▶ _Source records_
□ □ □ □ □

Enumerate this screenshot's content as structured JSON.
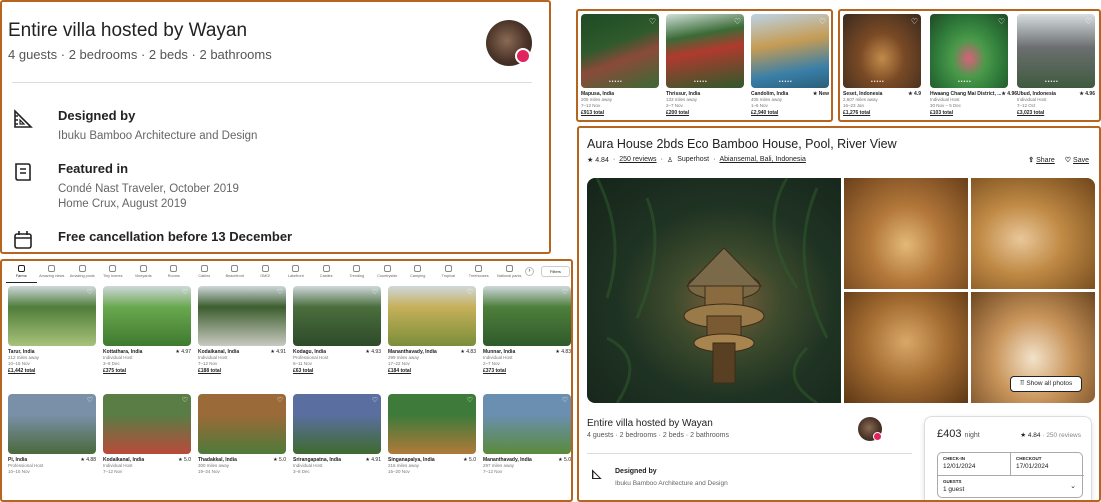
{
  "host_panel": {
    "title": "Entire villa hosted by Wayan",
    "subtitle": "4 guests · 2 bedrooms · 2 beds · 2 bathrooms",
    "features": [
      {
        "icon": "design-ruler-icon",
        "heading": "Designed by",
        "lines": [
          "Ibuku Bamboo Architecture and Design"
        ]
      },
      {
        "icon": "book-icon",
        "heading": "Featured in",
        "lines": [
          "Condé Nast Traveler, October 2019",
          "Home Crux, August 2019"
        ]
      },
      {
        "icon": "calendar-icon",
        "heading": "Free cancellation before 13 December",
        "lines": []
      }
    ]
  },
  "listing_panel_a": {
    "cards": [
      {
        "location": "Mapusa, India",
        "rating": "",
        "line2": "205 miles away",
        "line3": "7–12 Nov",
        "price": "£913 total",
        "color1": "#2e5a2c",
        "color2": "#8b4a3a"
      },
      {
        "location": "Thrissur, India",
        "rating": "",
        "line2": "133 miles away",
        "line3": "2–7 Nov",
        "price": "£200 total",
        "color1": "#3b6b36",
        "color2": "#b03a2e"
      },
      {
        "location": "Candolim, India",
        "rating": "★ New",
        "line2": "405 miles away",
        "line3": "1–6 Nov",
        "price": "£2,940 total",
        "color1": "#c59c55",
        "color2": "#3a7fa8"
      }
    ]
  },
  "listing_panel_b": {
    "cards": [
      {
        "location": "Seset, Indonesia",
        "rating": "★ 4.9",
        "line2": "2,607 miles away",
        "line3": "16–23 Jan",
        "price": "£1,276 total",
        "color1": "#3a2a1e",
        "color2": "#c28b4a"
      },
      {
        "location": "Hwaang Chang Mai District, ...",
        "rating": "★ 4.96",
        "line2": "Individual Host",
        "line3": "30 Nov – 5 Dec",
        "price": "£103 total",
        "color1": "#2f7a3a",
        "color2": "#d9607a"
      },
      {
        "location": "Ubud, Indonesia",
        "rating": "★ 4.96",
        "line2": "Individual Host",
        "line3": "7–12 Oct",
        "price": "£3,023 total",
        "color1": "#6b6f70",
        "color2": "#3f5a3e"
      }
    ]
  },
  "explore_grid": {
    "categories": [
      "Farms",
      "Amazing views",
      "Amazing pools",
      "Tiny homes",
      "Vineyards",
      "Rooms",
      "Cabins",
      "Beachfront",
      "OMG!",
      "Lakefront",
      "Castles",
      "Trending",
      "Countryside",
      "Camping",
      "Tropical",
      "Treehouses",
      "National parks"
    ],
    "filters_label": "Filters",
    "next_label": "›",
    "rows": [
      [
        {
          "location": "Tarur, India",
          "rating": "",
          "line2": "212 miles away",
          "line3": "10–15 Nov",
          "price": "£1,442 total",
          "color1": "#4f7d3a",
          "color2": "#a8c27a"
        },
        {
          "location": "Kottathara, India",
          "rating": "★ 4.97",
          "line2": "Individual Host",
          "line3": "3–8 Dec",
          "price": "£375 total",
          "color1": "#6aa84f",
          "color2": "#3f7a2f"
        },
        {
          "location": "Kodaikanal, India",
          "rating": "★ 4.91",
          "line2": "Individual Host",
          "line3": "7–12 Nov",
          "price": "£188 total",
          "color1": "#3c5e2e",
          "color2": "#c9c9c0"
        },
        {
          "location": "Kodagu, India",
          "rating": "★ 4.93",
          "line2": "Professional Host",
          "line3": "6–11 Nov",
          "price": "£63 total",
          "color1": "#4a6e3c",
          "color2": "#2e4a2a"
        },
        {
          "location": "Mananthavady, India",
          "rating": "★ 4.83",
          "line2": "299 miles away",
          "line3": "17–22 Nov",
          "price": "£184 total",
          "color1": "#c7b05a",
          "color2": "#7a8e3a"
        },
        {
          "location": "Munnar, India",
          "rating": "★ 4.83",
          "line2": "Individual Host",
          "line3": "2–7 Nov",
          "price": "£373 total",
          "color1": "#4e7f3c",
          "color2": "#2f5a2a"
        }
      ],
      [
        {
          "location": "Pi, India",
          "rating": "★ 4.88",
          "line2": "Professional Host",
          "line3": "10–15 Nov",
          "price": "",
          "color1": "#7a8fa8",
          "color2": "#4a6a3a"
        },
        {
          "location": "Kodaikanal, India",
          "rating": "★ 5.0",
          "line2": "Individual Host",
          "line3": "7–12 Nov",
          "price": "",
          "color1": "#5a7d45",
          "color2": "#b94a3a"
        },
        {
          "location": "Thadakkal, India",
          "rating": "★ 5.0",
          "line2": "300 miles away",
          "line3": "19–24 Nov",
          "price": "",
          "color1": "#9a6a38",
          "color2": "#4f7a3a"
        },
        {
          "location": "Srirangapatna, India",
          "rating": "★ 4.91",
          "line2": "Individual Host",
          "line3": "3–8 Dec",
          "price": "",
          "color1": "#5a6fa0",
          "color2": "#3e6a2e"
        },
        {
          "location": "Singanapalya, India",
          "rating": "★ 5.0",
          "line2": "216 miles away",
          "line3": "15–20 Nov",
          "price": "",
          "color1": "#3e7a3a",
          "color2": "#b07a3a"
        },
        {
          "location": "Mananthavady, India",
          "rating": "★ 5.0",
          "line2": "297 miles away",
          "line3": "7–12 Nov",
          "price": "",
          "color1": "#6a8fb0",
          "color2": "#5a8a3a"
        }
      ]
    ]
  },
  "listing_detail": {
    "title": "Aura House 2bds Eco Bamboo House, Pool, River View",
    "rating": "★ 4.84",
    "reviews": "250 reviews",
    "superhost": "Superhost",
    "location": "Abiansemal, Bali, Indonesia",
    "share_label": "Share",
    "save_label": "Save",
    "show_all_photos": "Show all photos",
    "host_heading": "Entire villa hosted by Wayan",
    "host_sub": "4 guests · 2 bedrooms · 2 beds · 2 bathrooms",
    "designed_heading": "Designed by",
    "designed_sub": "Ibuku Bamboo Architecture and Design",
    "booking": {
      "price": "£403",
      "price_unit": "night",
      "rating": "★ 4.84",
      "reviews": "· 250 reviews",
      "checkin_label": "CHECK-IN",
      "checkin_value": "12/01/2024",
      "checkout_label": "CHECKOUT",
      "checkout_value": "17/01/2024",
      "guests_label": "GUESTS",
      "guests_value": "1 guest"
    }
  }
}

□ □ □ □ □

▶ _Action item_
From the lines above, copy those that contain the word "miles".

▶ _Response_
        "line2": "205 miles away",
        "line2": "133 miles away",
        "line2": "405 miles away",
        "line2": "2,607 miles away",
          "line2": "212 miles away",
          "line2": "299 miles away",
          "line2": "300 miles away",
          "line2": "216 miles away",
          "line2": "297 miles away",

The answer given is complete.